Angry Costa Mesa residents have begun referendum drives against two office projects approved by the City Council along the San Diego Freeway, a spokeswoman for a slow-growth group said Monday.
Costa Mesa Residents for Responsible Growth is seeking reduced density and a temporary ban on consideration of major projects, said Diane Goldberger, the group's spokeswoman.
"We just mailed about 2,300 letters today, and we're going to be hand-delivering thousands more. We have a 30-day deadline to get about 6,000 signatures," she said.
Recently, the City Council approved an amendment to the city's general plan to cover a $400-million, 94-acre Home Ranch project sought by H.J. Segerstrom & Sons.
Last week, the City Council voted 3 to 2 to approve Arnel Development Co.'s $90-million Metro Pointe project. Council members Dave Wheeler and Mary Hornbuckle opposed the project.
"The City Council has ignored what the residents have been trying to tell them, which is to slow down the growth until you have the infrastructure to accommodate it," said Wheeler, who supports both referendum drives.
Wheeler, who also voted against Arnel's General Plan amendment, accused the other council members of being "out of touch" with the people they represent.
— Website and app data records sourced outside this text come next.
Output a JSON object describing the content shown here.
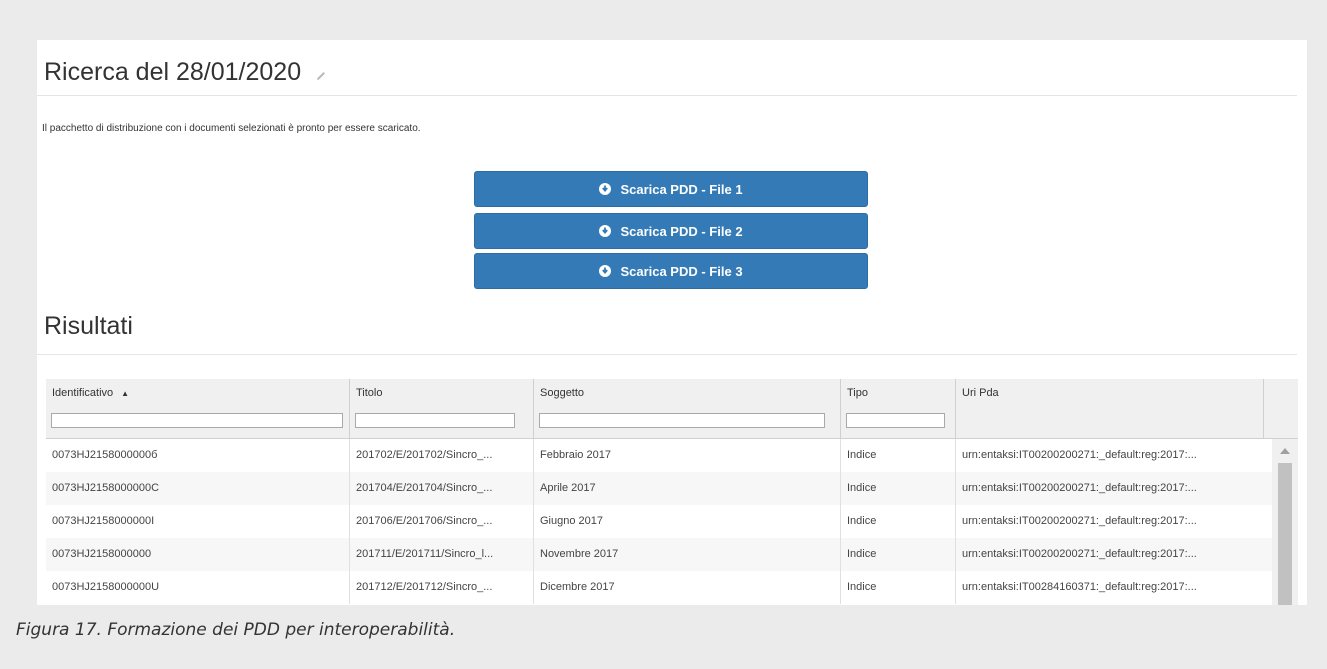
{
  "page": {
    "title": "Ricerca del 28/01/2020",
    "notice": "Il pacchetto di distribuzione con i documenti selezionati è pronto per essere scaricato.",
    "results_title": "Risultati"
  },
  "buttons": [
    {
      "label": "Scarica PDD - File 1",
      "icon": "download-circle-icon"
    },
    {
      "label": "Scarica PDD - File 2",
      "icon": "download-circle-icon"
    },
    {
      "label": "Scarica PDD - File 3",
      "icon": "download-circle-icon"
    }
  ],
  "table": {
    "columns": [
      {
        "label": "Identificativo",
        "sorted": "ascending"
      },
      {
        "label": "Titolo"
      },
      {
        "label": "Soggetto"
      },
      {
        "label": "Tipo"
      },
      {
        "label": "Uri Pda"
      }
    ],
    "rows": [
      [
        "0073HJ2158000000б",
        "201702/E/201702/Sincro_...",
        "Febbraio 2017",
        "Indice",
        "urn:entaksi:IT00200200271:_default:reg:2017:..."
      ],
      [
        "0073HJ2158000000C",
        "201704/E/201704/Sincro_...",
        "Aprile 2017",
        "Indice",
        "urn:entaksi:IT00200200271:_default:reg:2017:..."
      ],
      [
        "0073HJ2158000000I",
        "201706/E/201706/Sincro_...",
        "Giugno 2017",
        "Indice",
        "urn:entaksi:IT00200200271:_default:reg:2017:..."
      ],
      [
        "0073HJ2158000000",
        "201711/E/201711/Sincro_l...",
        "Novembre 2017",
        "Indice",
        "urn:entaksi:IT00200200271:_default:reg:2017:..."
      ],
      [
        "0073HJ2158000000U",
        "201712/E/201712/Sincro_...",
        "Dicembre 2017",
        "Indice",
        "urn:entaksi:IT00284160371:_default:reg:2017:..."
      ]
    ]
  },
  "caption": "Figura 17. Formazione dei PDD per interoperabilità.",
  "colors": {
    "primary_button": "#337ab7",
    "background": "#ebebeb"
  }
}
"(The City Council) approved 3.5 million square feet of office space. The only alternative for the voters was to get a referendum," he said.
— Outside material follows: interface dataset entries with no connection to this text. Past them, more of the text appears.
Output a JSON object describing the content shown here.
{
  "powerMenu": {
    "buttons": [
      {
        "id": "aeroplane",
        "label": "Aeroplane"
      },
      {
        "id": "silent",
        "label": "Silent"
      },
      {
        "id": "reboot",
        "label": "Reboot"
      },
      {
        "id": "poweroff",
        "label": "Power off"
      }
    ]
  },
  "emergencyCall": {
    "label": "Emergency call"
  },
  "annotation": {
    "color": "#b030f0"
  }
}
Goldberger added: "These decisions will impact not only those residents living north of the San Diego Freeway, but it will eventually impact the whole city because of added transportation and housing needs."
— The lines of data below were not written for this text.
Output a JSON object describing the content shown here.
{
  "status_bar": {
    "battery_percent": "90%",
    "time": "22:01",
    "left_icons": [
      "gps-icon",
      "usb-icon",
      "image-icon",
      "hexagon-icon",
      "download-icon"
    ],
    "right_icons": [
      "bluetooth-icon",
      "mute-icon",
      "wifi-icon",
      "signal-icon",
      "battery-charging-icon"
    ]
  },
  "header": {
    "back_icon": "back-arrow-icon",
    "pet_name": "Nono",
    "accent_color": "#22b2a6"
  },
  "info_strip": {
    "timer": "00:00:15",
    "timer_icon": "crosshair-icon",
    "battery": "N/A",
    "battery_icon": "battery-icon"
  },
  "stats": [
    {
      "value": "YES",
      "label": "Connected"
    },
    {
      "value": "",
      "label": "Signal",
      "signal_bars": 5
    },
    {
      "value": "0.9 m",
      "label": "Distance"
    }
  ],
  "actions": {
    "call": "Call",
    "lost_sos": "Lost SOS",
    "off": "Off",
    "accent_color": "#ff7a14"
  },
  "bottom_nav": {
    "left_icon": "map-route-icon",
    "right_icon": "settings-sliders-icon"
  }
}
City Clerk Eileen Phinney said residents have 30 days to collect signatures for the referendums. Phinney said 15%, or 6,420, of the 42,801 registered voters in Costa Mesa must sign each petition for the referendums to be placed on the June 7 ballot.
If 10%, or 4,280, of the registered voters sign the petitions, the referendums would be placed on the Nov. 8 ballot, she said.
If enough signatures are gathered to qualify, the City Council will have the option of rescinding the action on each project or putting the separate issues on the ballot, City Atty. Tom Wood said.
Arnel's development calls for three office towers to be built on 12 acres of farmland bordered by South Coast Drive, Bear Street and the San Diego Freeway. It will include 4-story, 6-story and 12-story structures totaling 460,000 square feet, plus 4-level and 6-level parking garages.
Residents opposed to the development contend that Metro Pointe would cause further problems to the area's already-unstable water table and result in an increase in noise and traffic in the area.
The General Plan amendment won by Segerstrom sets limits on the eight, density and traffic for the site, which is north of the San Diego Freeway between Harbor Boulevard and Fairview Road.
However, the project was halted in September when Superior Court Judge Tully Seymour ruled that the General Plan and the environmental impact report for the area were inadequate.